A handful of fresh leaves that you might put in a salad, or any other meal, or even in sandwiches weigh hardly anything 2 grams at the most. A teaspoon of pesto would equal something like a really big double handful of fresh leaves.
Unwashed wild garlic leaves dry very easily in the oven and breakdown easily with (clean) fingers and when dried they have a slight but noticeable smell of sulphur.
When left to air dry the leaves turn yellow but when oven dried they stay green.
I haven't measured quantities of dried leaves yet.
I wonder if oil can be extracted from the leaves?

Monday, 15 March 2010

owl barn office

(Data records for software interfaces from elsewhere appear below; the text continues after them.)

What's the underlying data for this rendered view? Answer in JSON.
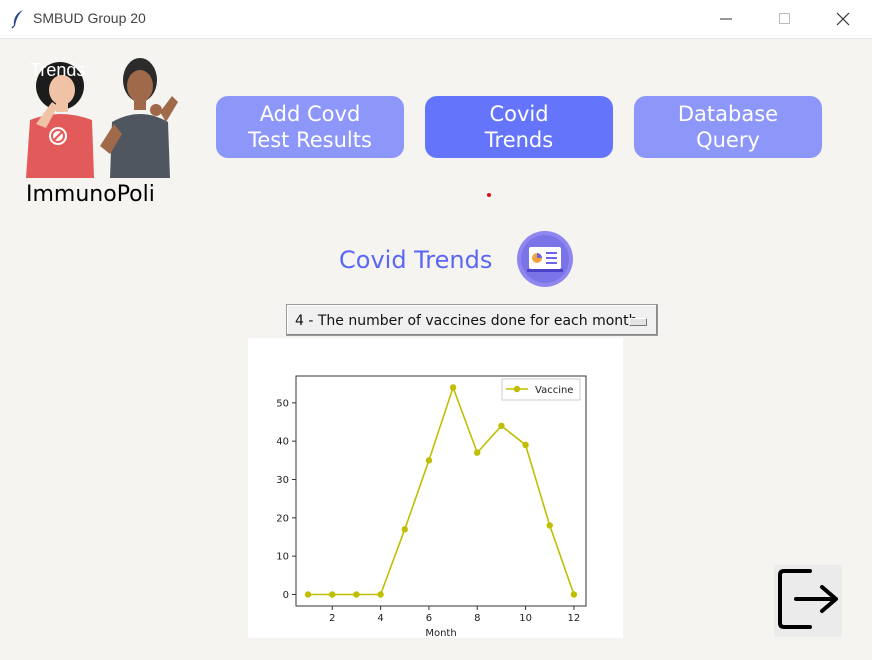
{
  "window": {
    "title": "SMBUD Group 20",
    "icon": "feather-icon"
  },
  "brand": {
    "name": "ImmunoPoli",
    "faded_label": "Trends"
  },
  "nav": {
    "add_line1": "Add Covd",
    "add_line2": "Test Results",
    "trends_line1": "Covid",
    "trends_line2": "Trends",
    "query_line1": "Database",
    "query_line2": "Query"
  },
  "section": {
    "title": "Covid Trends",
    "icon": "presentation-chart-icon"
  },
  "dropdown": {
    "selected": "4 - The number of vaccines done for each month"
  },
  "logout": {
    "icon": "logout-icon"
  },
  "colors": {
    "nav_active": "#6575fb",
    "nav_inactive": "#8d96f9",
    "accent_text": "#5a67f5",
    "series": "#bfbf00"
  },
  "chart_data": {
    "type": "line",
    "xlabel": "Month",
    "ylabel": "",
    "xlim": [
      0.5,
      12.5
    ],
    "ylim": [
      -3,
      57
    ],
    "xticks": [
      "2",
      "4",
      "6",
      "8",
      "10",
      "12"
    ],
    "yticks": [
      "0",
      "10",
      "20",
      "30",
      "40",
      "50"
    ],
    "legend_position": "top-right",
    "grid": false,
    "series": [
      {
        "name": "Vaccine",
        "x": [
          1,
          2,
          3,
          4,
          5,
          6,
          7,
          8,
          9,
          10,
          11,
          12
        ],
        "values": [
          0,
          0,
          0,
          0,
          17,
          35,
          54,
          37,
          44,
          39,
          18,
          0
        ]
      }
    ]
  }
}
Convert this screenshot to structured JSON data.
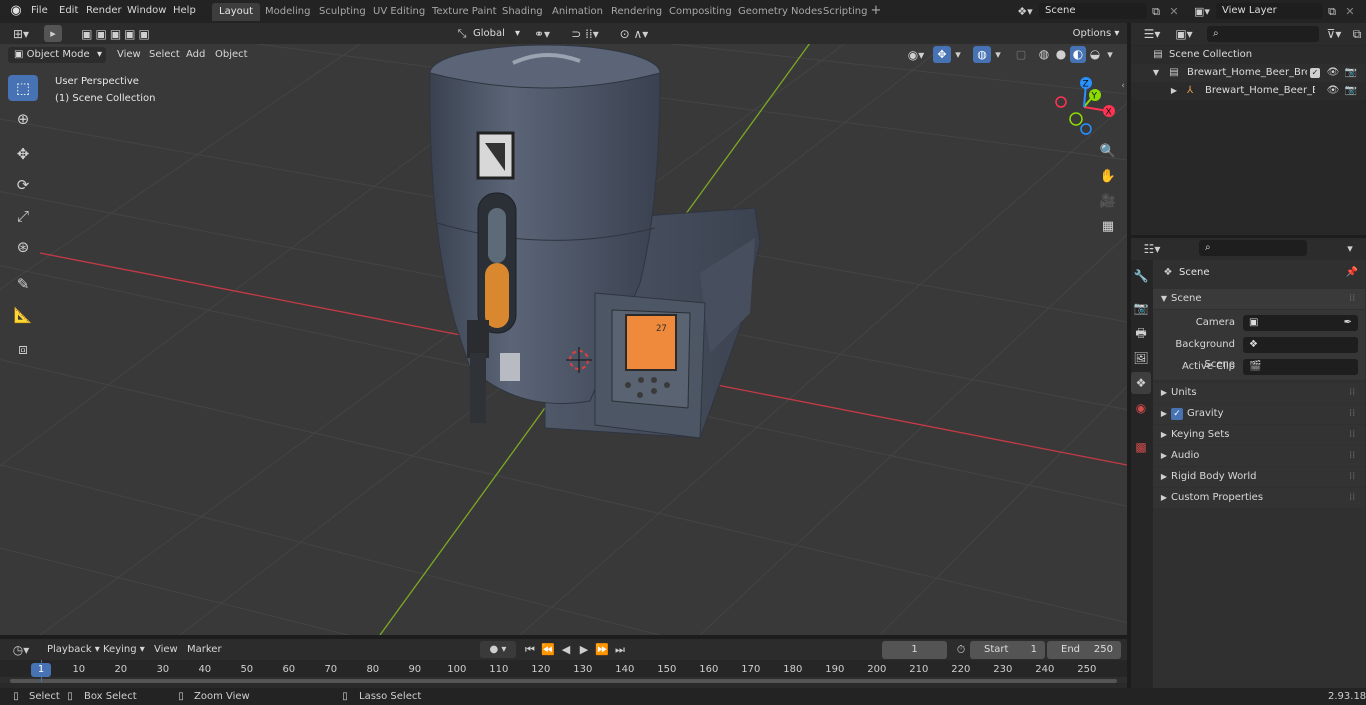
{
  "topbar": {
    "menus": [
      "File",
      "Edit",
      "Render",
      "Window",
      "Help"
    ],
    "workspaces": [
      "Layout",
      "Modeling",
      "Sculpting",
      "UV Editing",
      "Texture Paint",
      "Shading",
      "Animation",
      "Rendering",
      "Compositing",
      "Geometry Nodes",
      "Scripting"
    ],
    "active_workspace": "Layout",
    "scene_name": "Scene",
    "view_layer_name": "View Layer"
  },
  "viewport_header": {
    "mode": "Object Mode",
    "menus": [
      "View",
      "Select",
      "Add",
      "Object"
    ],
    "transform_orientation": "Global",
    "options_label": "Options"
  },
  "viewport": {
    "perspective_label": "User Perspective",
    "collection_label": "(1) Scene Collection",
    "gizmo_axes": [
      "X",
      "Y",
      "Z"
    ],
    "device_display": "27"
  },
  "outliner": {
    "root": "Scene Collection",
    "items": [
      {
        "label": "Brewart_Home_Beer_Brewing"
      },
      {
        "label": "Brewart_Home_Beer_Bre"
      }
    ]
  },
  "properties": {
    "context_title": "Scene",
    "panel_title": "Scene",
    "fields": [
      {
        "label": "Camera"
      },
      {
        "label": "Background Scene"
      },
      {
        "label": "Active Clip"
      }
    ],
    "subpanels": [
      "Units",
      "Gravity",
      "Keying Sets",
      "Audio",
      "Rigid Body World",
      "Custom Properties"
    ],
    "gravity_checked": true
  },
  "timeline": {
    "menus": [
      "Playback",
      "Keying",
      "View",
      "Marker"
    ],
    "current_frame": "1",
    "start_label": "Start",
    "start_value": "1",
    "end_label": "End",
    "end_value": "250",
    "ticks": [
      "1",
      "10",
      "20",
      "30",
      "40",
      "50",
      "60",
      "70",
      "80",
      "90",
      "100",
      "110",
      "120",
      "130",
      "140",
      "150",
      "160",
      "170",
      "180",
      "190",
      "200",
      "210",
      "220",
      "230",
      "240",
      "250"
    ]
  },
  "statusbar": {
    "select": "Select",
    "box_select": "Box Select",
    "zoom_view": "Zoom View",
    "lasso_select": "Lasso Select",
    "version": "2.93.18"
  },
  "colors": {
    "accent": "#4772b3",
    "x_axis": "#ff3352",
    "y_axis": "#8bdc00",
    "z_axis": "#2890ff"
  }
}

This is my office for an hour or two. The fluffy weather presenters were raving that the temperature in southern Britain would reach double figures but it is still tooooo cold to stay here for long.

I used to have a small sailing boat and sold it because of the deteriorating weather in Britain. But I was waiting for the day when I could work on the boat and stay connected to the world via the internet in a useable and affordable way. Now that I don't have a boat I am looking for alternative odd places to work. This is an old barn complex – complete with barn owls. So, one day when the weather warms up I will be able to sit, think and work here. For today, it is an experiment to see if everything connects and even in the middle of rural Dorset over ten miles to the nearest town it works OK. Picture taken with a tocco lite phone camera on a dull afternoon.

Sunday, 14 March 2010

Wild garlic pesto

This is my first attempt at wild garlic pesto and I followed recipes on the internet. This recipe is good but strong.

Take a good handful of leaves, pine nuts, olive oil, lemon juice, pepper and a small amount of sugar. Blend it all together. It's that easy. I'm sure it is just as easy to play around with different ingredients. In order to get enough jars to make enough to last most of a year I'll have to buy lots of shop bought pesto so that I can store my own, but this will only happen once.

Two disappointments in one day Argos and Russell Hobbs

In order to start making things this year I decided to buy a mini food processor from Argos.

When I was given the box from the Argos counter in Dorchester Dorset. The box had clearly been opened several times. I should have asked if the item had been used previously but I didn't. When I got home I found the processor was just wrapped in a plastic bag inside the box. It is probably a returned item and it may have even been used and cleaned up. This is not good and I am going to make some more purchases but not from Argos.

When I tried the Russell Hobbs mini processor with some wild garlic to make some pesto. The blades just threw everything onto the walls of the plastic bowl like a centrifuge. In less than a second the mix was splattered round the side of the bowl. I had to shake it like a cocktail shaker for it to work. Pretty useless piece of equipment which is difficult to put together when in use because you can hardly see the markings.

I get far better results from a £3 hand held blender from TESCO so that was a waste of £17 especially as it is probably 2nd hand. My guess is that someone else bought this item, found it was useless, cleaned it up, took it back to Argos who sold it to me because I looked like a mug.

Monday, 1 March 2010

While waiting for a very late spring 2

I'm sure in times gone by and in some circles today, people would have revered this tree.

While waiting for a very late spring

It's hard to see but there is a dead deer in this picture that has been eaten back to its skeleton. Whatever has eaten it has removed the fur first and its leg was about 15 metres away and has been torn from the hip.

What killed this deer?